In 2001, a diverse and international fanbase known as the “Potterheads” emerged, and over a decade and eight movies produced later, its wide audience is still begging for more. On the tail of the highly anticipated prequel, “Fantastic Beasts and Where to Find Them” (2016), comes a Syfy original series to hold over the matured audience — “The Magicians.”
If you’re looking to catch a Quidditch match, then you’re in the wrong place.
Borrowing from the concept of J.K. Rowling’s successful “Harry Potter” series, “The Magicians” features a sexier, darker wizarding world where angsty freshmen at the prestigious Brakebills University learn to hone their magical abilities while also participating in some sketchy extracurricular activities including (but not limited to) mixology, sex and the occasional séance. This is not Hogwarts.
The two-part premiere introduces us to Quentin Coldwater (Jason Ralph, “A Most Violent Year”), a depressed graduate student who mimicks the introverted comic book geek struggling to grow up but unwilling to relinquish a hold on youth. While long-time friend and magic skeptic Julia (Stella Maeve, “The Runaways”) grounds Quentin in the real world, the two are later faced with the age-old conflict between friends when Julia fails to pass the entrance examination into Brakebills, turning to the darker side of magic in her desperation for power.
“The Magicians” is painstakingly familiar to the struggles of the average millennial balancing on the precipice of maturity and adolescence; it succeeds in highlighting the need for belonging when faced with the adult world. So when a flyaway piece of parchment magically lures Quentin into a world of fantasy, it feels like home.
Even though the pilot episode is overly crammed with introductions into the magical community, it highlights dark topics such as rape, drugs and the lust for power, while the final scene serves as an introduction of our “Lord Voldemort” — a creature known as The Beast whose power to paralyze his victims yields gruesome deaths. It’s a scene in which the cast relies on eye movements to portray the overwhelming fear of being trapped inside one’s own body in the presence of a sadistic murderer, bringing chills through the screen to the viewer.

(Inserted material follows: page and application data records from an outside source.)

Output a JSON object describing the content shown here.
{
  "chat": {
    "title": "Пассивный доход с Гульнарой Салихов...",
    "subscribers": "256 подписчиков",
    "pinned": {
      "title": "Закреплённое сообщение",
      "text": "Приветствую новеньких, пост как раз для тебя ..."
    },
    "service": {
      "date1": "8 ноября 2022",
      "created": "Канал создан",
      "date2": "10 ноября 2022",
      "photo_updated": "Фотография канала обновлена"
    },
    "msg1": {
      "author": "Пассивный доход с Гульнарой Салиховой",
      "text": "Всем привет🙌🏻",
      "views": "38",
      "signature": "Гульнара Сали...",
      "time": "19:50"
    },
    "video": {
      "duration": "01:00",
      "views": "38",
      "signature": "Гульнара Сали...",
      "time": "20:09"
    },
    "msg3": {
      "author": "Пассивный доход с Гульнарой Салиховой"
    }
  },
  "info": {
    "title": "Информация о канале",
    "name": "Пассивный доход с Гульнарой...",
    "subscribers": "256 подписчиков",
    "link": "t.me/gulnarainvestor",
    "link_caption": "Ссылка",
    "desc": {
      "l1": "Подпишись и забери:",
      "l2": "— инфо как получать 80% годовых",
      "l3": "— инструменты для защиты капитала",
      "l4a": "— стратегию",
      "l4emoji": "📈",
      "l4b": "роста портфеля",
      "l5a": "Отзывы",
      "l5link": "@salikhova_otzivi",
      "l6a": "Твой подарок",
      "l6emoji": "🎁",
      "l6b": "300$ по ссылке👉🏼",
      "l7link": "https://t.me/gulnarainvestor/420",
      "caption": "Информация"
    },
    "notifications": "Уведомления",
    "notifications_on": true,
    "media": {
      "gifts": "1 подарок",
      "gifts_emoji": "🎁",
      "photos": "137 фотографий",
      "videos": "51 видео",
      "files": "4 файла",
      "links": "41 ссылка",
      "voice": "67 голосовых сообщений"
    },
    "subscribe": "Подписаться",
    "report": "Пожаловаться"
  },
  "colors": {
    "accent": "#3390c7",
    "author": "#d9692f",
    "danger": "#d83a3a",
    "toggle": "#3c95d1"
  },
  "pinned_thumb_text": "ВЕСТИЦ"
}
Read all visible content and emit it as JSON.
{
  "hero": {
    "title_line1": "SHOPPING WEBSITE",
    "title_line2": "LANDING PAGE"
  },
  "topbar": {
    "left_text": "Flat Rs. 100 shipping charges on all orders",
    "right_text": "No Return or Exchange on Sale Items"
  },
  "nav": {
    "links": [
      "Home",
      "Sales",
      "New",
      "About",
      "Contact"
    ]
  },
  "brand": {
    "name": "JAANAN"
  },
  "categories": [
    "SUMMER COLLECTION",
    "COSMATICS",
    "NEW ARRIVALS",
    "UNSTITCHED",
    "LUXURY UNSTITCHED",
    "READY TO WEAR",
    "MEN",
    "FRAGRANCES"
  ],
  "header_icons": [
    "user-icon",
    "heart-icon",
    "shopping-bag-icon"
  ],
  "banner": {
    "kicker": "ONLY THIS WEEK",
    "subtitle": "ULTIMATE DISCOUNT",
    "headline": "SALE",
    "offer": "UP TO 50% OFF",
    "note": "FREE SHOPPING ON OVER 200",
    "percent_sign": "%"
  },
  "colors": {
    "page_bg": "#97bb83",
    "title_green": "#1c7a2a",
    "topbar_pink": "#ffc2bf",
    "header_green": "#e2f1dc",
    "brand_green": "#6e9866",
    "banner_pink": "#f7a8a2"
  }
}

The second episode, “The Source of Magic,” is more successful in picking up the pace once the formalities have passed, presenting a unique view into the darker side of magic practiced by Julia juxtaposed with the sparkling magic of Quentin’s world. While Quentin and his circle of magically inclined friends face disciplinary action and PTSD as a result of bringing The Beast into the world, Eliot (Hale Appleman, “Teeth”) and Quentin bond over the probable alcoholic butterbeer equivalent in the “Physical Kids” cottage. Afraid of the depression he might sink back into pending his expulsion from Brakebills, Eliot gives (us all) some much needed advice — that we’re not alone in this and we shouldn’t hang onto the past. There’s even a well-placed “Avada Kedavra” joke thrown in. Meanwhile, Julia battles her conscience and performs dark magic in hopes of joining the secret coven of magicians hiding away in the New York area. Choosing power over morals, she earns her first star tattoo and official entrance into the anti-Brakebills gang. The episode concludes with tested friendships and the promise of a fast-approaching battle between good and evil.
Overall, “The Magicians” is geared toward the grown-up millennial audience of the Harry Potter franchise. And although both share similarities that are, at times, blatantly pointed out, they are entirely distinct in their approaches. In the end, “Harry Potter” was about a boy who lived. “The Magicians” is about the man that survived.